Please filter the listing below and copy out the lines that hold "title".

Dataset excerpts:
------------

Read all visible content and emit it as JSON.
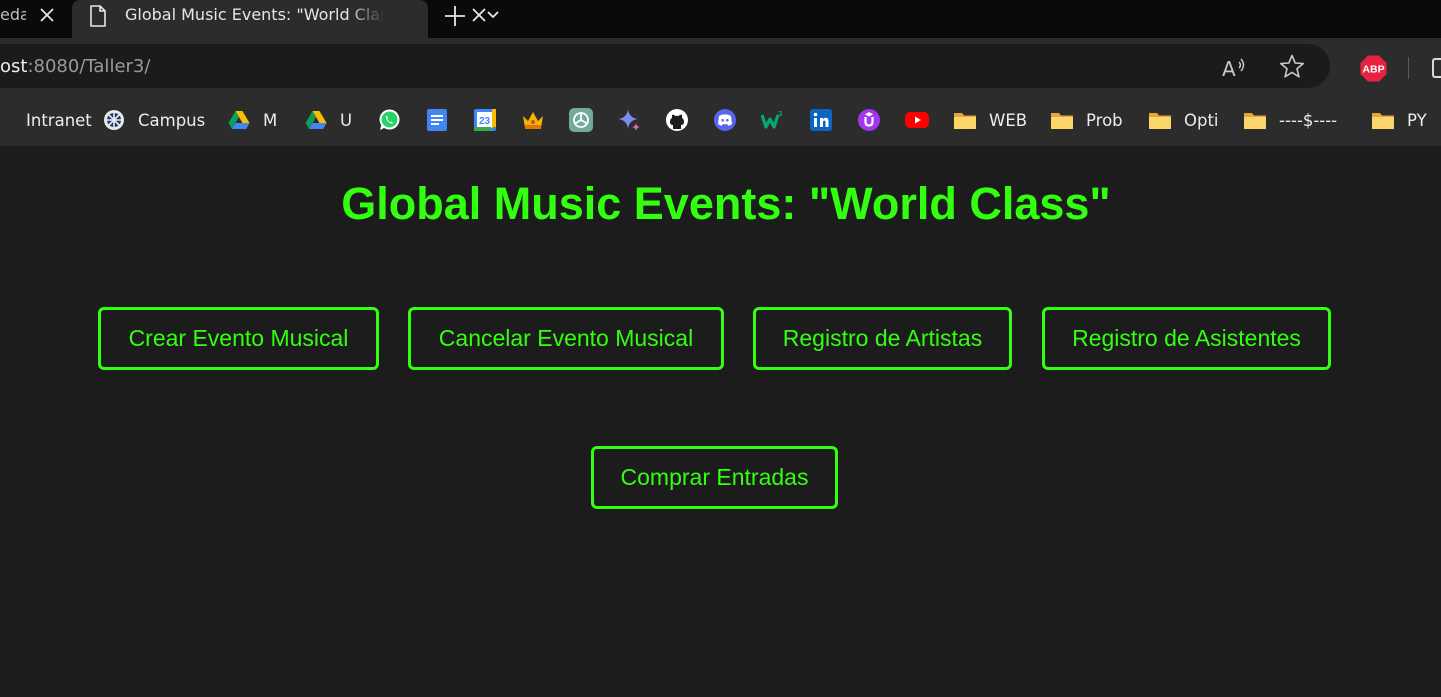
{
  "browser": {
    "tabs": [
      {
        "title": "eda",
        "active": false
      },
      {
        "title": "Global Music Events: \"World Class\"",
        "active": true
      }
    ],
    "address": {
      "host": "ost",
      "path": ":8080/Taller3/"
    },
    "extensions": {
      "abp_label": "ABP"
    },
    "bookmarks": [
      {
        "label": "Intranet",
        "icon": "partial-icon"
      },
      {
        "label": "Campus",
        "icon": "wheel-icon"
      },
      {
        "label": "M",
        "icon": "google-drive-icon"
      },
      {
        "label": "U",
        "icon": "google-drive-icon"
      },
      {
        "label": "",
        "icon": "whatsapp-icon"
      },
      {
        "label": "",
        "icon": "google-docs-icon"
      },
      {
        "label": "",
        "icon": "google-calendar-icon"
      },
      {
        "label": "",
        "icon": "crown-icon"
      },
      {
        "label": "",
        "icon": "chatgpt-icon"
      },
      {
        "label": "",
        "icon": "gemini-icon"
      },
      {
        "label": "",
        "icon": "github-icon"
      },
      {
        "label": "",
        "icon": "discord-icon"
      },
      {
        "label": "",
        "icon": "w3schools-icon"
      },
      {
        "label": "",
        "icon": "linkedin-icon"
      },
      {
        "label": "",
        "icon": "udemy-icon"
      },
      {
        "label": "",
        "icon": "youtube-icon"
      },
      {
        "label": "WEB",
        "icon": "folder-icon"
      },
      {
        "label": "Prob",
        "icon": "folder-icon"
      },
      {
        "label": "Opti",
        "icon": "folder-icon"
      },
      {
        "label": "----$----",
        "icon": "folder-icon"
      },
      {
        "label": "PY",
        "icon": "folder-icon"
      }
    ],
    "calendar_day": "23"
  },
  "page": {
    "title": "Global Music Events: \"World Class\"",
    "buttons": {
      "crear": "Crear Evento Musical",
      "cancelar": "Cancelar Evento Musical",
      "artistas": "Registro de Artistas",
      "asistentes": "Registro de Asistentes",
      "comprar": "Comprar Entradas"
    },
    "colors": {
      "accent": "#33ff11",
      "background": "#1c1c1c"
    }
  }
}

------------

Task answer:
        "title": "eda",
        "title": "Global Music Events: \"World Class\"",
    "title": "Global Music Events: \"World Class\"",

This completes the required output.